Here are the steps you need to take as soon as you suspect that your parent(s) have been the victims of Identity Theft:
1. Notify one of the Credit Reporting Companies, Experian, Equifax, or TransUnion (you need Financial POA to do so on behalf of your parent or you can help them do so on their own). When you notify one, it will notify the other two for you.
2. Establish fraud alerts.
1. A fraud alert means that every time a creditor wants to check your parent's credit report, it will need to call you. A fraud alert will be effective for 90 days.
3. Instruct the credit bureaus to block information about the fraudulent accounts from future reports.
4. Also ask them to remove inquiries that appeared due to fraudulent requests.
5. Credit bureaus also allow you to request a freezing of credit reports which means no one will be able to access it. The security freeze is free to victims of identity theft in most states. However, the downside is that if your parent needs credit for medical bills etc. it will be more difficult to obtain while the freeze is in effect.
6. Report the crime to your local police department and FTC (Federal Trade Commission)
7. If the credit report shows fraudulent accounts, contact the creditors and notify them of the identity theft. Be sure to request written confirmation by fax or mail.
8. If a bill collector contacted you regarding a fraudulent account, inform it that your parent is a victim of identity theft. Follow up by sending them a fraud affidavit stating your parent is not responsible for the account and that the account needs to be closed immediately.

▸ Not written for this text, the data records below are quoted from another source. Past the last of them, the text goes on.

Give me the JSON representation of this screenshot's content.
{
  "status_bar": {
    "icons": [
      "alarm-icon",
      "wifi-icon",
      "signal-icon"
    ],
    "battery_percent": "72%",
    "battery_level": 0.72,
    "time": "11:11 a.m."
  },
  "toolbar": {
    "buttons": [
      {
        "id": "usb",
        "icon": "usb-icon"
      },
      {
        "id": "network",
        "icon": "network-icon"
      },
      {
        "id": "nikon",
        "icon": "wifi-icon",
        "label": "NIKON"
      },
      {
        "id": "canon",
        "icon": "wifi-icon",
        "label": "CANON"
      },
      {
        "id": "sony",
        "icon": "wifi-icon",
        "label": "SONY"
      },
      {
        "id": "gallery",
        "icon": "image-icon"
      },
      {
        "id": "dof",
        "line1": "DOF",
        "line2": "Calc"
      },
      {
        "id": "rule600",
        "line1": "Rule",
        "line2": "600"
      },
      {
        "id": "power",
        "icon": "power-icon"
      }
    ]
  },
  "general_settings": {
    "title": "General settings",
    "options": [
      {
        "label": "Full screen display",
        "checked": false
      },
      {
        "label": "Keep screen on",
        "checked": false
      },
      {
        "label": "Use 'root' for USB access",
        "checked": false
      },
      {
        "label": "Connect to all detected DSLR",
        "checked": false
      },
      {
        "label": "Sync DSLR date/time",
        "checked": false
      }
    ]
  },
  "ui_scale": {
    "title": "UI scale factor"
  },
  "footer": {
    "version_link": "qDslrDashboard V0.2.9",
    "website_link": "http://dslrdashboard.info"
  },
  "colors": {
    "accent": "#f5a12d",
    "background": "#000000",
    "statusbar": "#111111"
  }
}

9. Check if your parent(s) are missing any ATM or Credit cards. If yes, report the lost card to the bank or credit card company that issued it.